The belief among some parents groups that vaccines are bad for children might best be explained as a result of parents’ discomfort watching their children cry as they are stuck with a needle. It can be hard to adhere to the abstractions of science when faced with a child’s tears.
Well, what if doctors could deliver a no-tears vaccine? That’s what some researchers at the University of Freiburg, in Germany, are working toward. In a recent paper, they demonstrated that a small pellet could be implanted under the skin along with an injected vaccine. Later, instead of a booster shot, a pill taken orally would signal the pellet to release a second dose.
And in developing countries, patients could be sent home with instructions to take the signal pill at a certain time, improving compliance.
The researchers used a pellet made of hydrogel, a polymer similar in texture to human tissue, to hold the second dose. This particular hydrogel was formulated to respond to fluorescein, an organic compound which is already FDA-approved for use in humans. An oral dose of fluorescein stimulated the pellet to release its vaccine payload.
A booster dose of a vaccine against the human papillomavirus delivered this way was as effective in mice as one injected.
More research is needed before the Russian nesting doll-styled vaccine cycles make it to the pediatrician’s office.
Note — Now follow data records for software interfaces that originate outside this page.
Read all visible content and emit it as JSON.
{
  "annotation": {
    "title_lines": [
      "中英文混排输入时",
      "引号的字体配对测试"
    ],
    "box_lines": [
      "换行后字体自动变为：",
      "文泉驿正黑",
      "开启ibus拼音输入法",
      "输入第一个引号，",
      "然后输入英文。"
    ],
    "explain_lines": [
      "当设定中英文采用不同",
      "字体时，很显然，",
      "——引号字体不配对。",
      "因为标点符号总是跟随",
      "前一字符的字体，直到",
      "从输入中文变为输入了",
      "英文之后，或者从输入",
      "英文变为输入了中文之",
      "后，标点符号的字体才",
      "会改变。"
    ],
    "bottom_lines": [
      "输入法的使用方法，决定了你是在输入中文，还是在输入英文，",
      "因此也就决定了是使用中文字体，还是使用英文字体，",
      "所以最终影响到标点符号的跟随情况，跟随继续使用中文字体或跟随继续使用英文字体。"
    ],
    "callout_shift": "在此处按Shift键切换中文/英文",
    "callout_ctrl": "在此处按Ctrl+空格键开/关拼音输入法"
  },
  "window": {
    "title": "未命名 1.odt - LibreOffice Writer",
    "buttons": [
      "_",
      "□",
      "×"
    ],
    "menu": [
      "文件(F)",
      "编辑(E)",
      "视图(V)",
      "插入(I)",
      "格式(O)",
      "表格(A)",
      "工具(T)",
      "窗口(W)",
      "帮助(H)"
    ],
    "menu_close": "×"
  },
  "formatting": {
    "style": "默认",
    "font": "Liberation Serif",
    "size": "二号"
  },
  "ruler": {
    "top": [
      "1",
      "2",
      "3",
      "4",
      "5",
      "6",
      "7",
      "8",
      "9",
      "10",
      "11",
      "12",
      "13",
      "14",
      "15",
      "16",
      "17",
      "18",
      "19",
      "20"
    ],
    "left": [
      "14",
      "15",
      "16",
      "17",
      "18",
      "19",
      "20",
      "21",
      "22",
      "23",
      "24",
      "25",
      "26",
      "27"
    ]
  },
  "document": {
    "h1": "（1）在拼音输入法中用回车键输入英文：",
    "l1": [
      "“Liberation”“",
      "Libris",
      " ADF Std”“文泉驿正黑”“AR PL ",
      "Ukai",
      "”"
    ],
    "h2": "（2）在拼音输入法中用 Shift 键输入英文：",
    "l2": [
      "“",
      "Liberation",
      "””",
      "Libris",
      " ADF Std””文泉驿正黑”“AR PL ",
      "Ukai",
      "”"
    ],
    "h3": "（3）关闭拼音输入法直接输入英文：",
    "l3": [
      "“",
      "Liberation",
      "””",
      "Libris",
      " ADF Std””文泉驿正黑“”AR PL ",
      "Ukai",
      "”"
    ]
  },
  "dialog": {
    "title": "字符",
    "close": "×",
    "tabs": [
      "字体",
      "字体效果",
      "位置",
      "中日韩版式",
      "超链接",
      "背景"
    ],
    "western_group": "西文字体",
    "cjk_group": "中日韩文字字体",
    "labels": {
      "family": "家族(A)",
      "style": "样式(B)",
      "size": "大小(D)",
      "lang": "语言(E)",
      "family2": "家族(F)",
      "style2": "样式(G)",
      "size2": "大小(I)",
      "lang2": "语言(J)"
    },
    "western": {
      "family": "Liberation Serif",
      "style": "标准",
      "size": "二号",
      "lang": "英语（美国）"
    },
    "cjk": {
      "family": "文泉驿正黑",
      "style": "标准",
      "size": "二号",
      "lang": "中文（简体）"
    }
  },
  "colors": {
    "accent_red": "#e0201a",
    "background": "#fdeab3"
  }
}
But with a functional vaccine and a trigger that’s already been approved, the method seems likely to work for humans with some adjustments.
Images: James Gathany, CDC via Wikimedia Commons; Commonwealth Fund via Wikimedia Commons